Required work
The result should be every line in the material below containing the string "Mariarv".

Data
'''
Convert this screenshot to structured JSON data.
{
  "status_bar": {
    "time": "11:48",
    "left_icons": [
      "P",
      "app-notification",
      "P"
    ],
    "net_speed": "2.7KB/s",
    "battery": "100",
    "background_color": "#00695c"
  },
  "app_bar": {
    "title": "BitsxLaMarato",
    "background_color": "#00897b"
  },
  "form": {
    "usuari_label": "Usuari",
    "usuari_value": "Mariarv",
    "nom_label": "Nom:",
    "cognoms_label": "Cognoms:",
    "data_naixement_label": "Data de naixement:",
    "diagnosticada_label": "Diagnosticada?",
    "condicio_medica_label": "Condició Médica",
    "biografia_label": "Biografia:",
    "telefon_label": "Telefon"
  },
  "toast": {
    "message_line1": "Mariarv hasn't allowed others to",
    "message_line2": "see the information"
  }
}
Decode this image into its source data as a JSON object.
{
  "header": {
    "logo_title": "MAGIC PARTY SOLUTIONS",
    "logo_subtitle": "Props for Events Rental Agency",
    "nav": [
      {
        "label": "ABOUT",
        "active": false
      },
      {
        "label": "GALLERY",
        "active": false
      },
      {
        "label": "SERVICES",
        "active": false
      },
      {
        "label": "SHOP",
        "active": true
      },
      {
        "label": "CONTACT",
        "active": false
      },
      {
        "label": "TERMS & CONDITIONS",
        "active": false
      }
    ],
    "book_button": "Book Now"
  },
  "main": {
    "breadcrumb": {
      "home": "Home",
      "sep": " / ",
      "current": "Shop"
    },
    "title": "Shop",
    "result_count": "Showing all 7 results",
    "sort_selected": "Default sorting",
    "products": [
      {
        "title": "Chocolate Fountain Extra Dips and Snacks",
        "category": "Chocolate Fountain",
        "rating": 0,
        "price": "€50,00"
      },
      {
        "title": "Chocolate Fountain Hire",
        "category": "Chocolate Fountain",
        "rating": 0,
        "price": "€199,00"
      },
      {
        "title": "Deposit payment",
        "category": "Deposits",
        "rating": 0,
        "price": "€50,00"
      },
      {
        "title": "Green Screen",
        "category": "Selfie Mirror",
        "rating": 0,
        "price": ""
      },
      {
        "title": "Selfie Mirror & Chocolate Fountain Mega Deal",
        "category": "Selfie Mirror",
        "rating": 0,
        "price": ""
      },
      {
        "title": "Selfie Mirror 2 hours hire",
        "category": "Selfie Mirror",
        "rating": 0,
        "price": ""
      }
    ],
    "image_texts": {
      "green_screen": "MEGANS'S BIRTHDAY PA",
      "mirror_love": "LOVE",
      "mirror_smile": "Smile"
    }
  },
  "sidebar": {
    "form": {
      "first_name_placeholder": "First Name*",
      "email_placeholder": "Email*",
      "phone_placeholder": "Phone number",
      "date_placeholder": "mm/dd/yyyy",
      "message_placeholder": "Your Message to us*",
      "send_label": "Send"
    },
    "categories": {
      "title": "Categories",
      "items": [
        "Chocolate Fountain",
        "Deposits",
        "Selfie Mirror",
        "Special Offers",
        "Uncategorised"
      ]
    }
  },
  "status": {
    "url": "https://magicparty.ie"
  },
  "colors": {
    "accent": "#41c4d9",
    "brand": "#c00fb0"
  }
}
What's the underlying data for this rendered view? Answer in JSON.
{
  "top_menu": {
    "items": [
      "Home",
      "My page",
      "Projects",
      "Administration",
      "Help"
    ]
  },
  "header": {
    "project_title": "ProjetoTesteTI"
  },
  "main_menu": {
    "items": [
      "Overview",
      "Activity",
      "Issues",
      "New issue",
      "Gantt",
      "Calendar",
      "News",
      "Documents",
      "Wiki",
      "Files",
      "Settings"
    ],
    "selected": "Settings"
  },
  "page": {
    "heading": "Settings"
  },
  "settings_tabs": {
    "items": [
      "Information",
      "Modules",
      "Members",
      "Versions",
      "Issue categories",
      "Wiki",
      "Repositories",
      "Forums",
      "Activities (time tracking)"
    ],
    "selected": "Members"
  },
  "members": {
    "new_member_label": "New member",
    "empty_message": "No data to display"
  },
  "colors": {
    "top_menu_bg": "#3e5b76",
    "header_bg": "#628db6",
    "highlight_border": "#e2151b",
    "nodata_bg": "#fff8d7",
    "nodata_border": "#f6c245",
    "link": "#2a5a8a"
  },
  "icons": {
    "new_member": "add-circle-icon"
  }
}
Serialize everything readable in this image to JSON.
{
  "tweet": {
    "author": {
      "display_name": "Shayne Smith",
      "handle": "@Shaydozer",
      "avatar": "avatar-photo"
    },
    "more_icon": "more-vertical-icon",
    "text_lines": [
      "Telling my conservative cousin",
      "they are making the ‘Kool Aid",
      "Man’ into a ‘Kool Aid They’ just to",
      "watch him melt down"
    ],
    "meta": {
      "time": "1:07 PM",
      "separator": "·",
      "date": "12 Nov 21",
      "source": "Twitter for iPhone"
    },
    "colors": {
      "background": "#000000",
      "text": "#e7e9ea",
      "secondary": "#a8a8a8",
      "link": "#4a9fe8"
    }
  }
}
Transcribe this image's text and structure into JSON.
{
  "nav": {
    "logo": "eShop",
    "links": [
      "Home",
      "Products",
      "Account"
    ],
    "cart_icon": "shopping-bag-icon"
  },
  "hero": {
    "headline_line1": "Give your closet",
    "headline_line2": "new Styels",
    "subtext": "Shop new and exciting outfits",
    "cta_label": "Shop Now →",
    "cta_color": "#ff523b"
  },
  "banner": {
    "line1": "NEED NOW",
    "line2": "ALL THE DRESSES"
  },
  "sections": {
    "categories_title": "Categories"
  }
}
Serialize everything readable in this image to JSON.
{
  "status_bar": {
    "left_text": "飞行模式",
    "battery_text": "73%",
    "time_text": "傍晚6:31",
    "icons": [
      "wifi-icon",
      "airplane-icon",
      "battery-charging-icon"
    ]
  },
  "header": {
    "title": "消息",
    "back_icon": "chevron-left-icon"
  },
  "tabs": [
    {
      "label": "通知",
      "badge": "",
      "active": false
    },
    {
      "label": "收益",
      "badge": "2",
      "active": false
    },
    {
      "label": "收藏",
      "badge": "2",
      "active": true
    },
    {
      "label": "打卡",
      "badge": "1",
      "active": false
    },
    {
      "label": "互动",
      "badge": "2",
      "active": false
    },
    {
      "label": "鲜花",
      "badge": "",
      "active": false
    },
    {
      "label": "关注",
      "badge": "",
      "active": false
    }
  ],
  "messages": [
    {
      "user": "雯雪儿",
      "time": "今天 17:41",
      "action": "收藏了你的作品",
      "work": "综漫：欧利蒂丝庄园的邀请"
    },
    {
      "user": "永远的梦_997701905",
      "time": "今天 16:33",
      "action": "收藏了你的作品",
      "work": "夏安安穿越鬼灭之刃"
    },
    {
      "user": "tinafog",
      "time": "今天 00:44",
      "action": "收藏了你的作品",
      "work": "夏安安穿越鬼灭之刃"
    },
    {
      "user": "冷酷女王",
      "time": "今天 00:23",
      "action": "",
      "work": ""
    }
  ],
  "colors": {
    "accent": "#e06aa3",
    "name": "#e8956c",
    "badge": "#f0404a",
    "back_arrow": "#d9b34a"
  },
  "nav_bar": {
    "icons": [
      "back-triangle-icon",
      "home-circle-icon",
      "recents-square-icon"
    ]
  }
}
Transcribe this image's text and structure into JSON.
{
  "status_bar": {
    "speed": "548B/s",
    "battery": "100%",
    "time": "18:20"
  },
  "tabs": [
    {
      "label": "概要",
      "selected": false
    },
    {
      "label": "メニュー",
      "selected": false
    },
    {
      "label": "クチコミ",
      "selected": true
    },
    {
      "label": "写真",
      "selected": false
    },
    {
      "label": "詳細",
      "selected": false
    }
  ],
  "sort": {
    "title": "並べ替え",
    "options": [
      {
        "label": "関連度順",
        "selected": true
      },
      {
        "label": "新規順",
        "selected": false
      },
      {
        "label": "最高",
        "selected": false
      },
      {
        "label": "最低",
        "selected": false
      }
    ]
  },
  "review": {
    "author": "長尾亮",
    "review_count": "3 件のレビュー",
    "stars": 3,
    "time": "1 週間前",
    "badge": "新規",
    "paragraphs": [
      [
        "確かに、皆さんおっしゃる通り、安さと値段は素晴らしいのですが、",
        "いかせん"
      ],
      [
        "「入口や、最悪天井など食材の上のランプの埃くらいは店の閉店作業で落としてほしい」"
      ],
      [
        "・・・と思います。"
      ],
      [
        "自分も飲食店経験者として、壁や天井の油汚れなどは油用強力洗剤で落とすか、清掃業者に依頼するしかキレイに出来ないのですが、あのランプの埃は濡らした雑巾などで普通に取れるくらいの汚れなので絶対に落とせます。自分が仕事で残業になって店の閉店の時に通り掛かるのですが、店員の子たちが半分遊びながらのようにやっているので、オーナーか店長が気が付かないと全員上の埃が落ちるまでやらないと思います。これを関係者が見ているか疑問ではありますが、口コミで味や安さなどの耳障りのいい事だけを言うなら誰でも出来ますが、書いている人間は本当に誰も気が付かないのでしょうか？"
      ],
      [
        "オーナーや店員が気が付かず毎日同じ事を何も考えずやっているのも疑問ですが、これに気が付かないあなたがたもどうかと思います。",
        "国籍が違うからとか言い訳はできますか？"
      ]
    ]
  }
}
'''
Exercise output
    "usuari_value": "Mariarv",
    "message_line1": "Mariarv hasn't allowed others to",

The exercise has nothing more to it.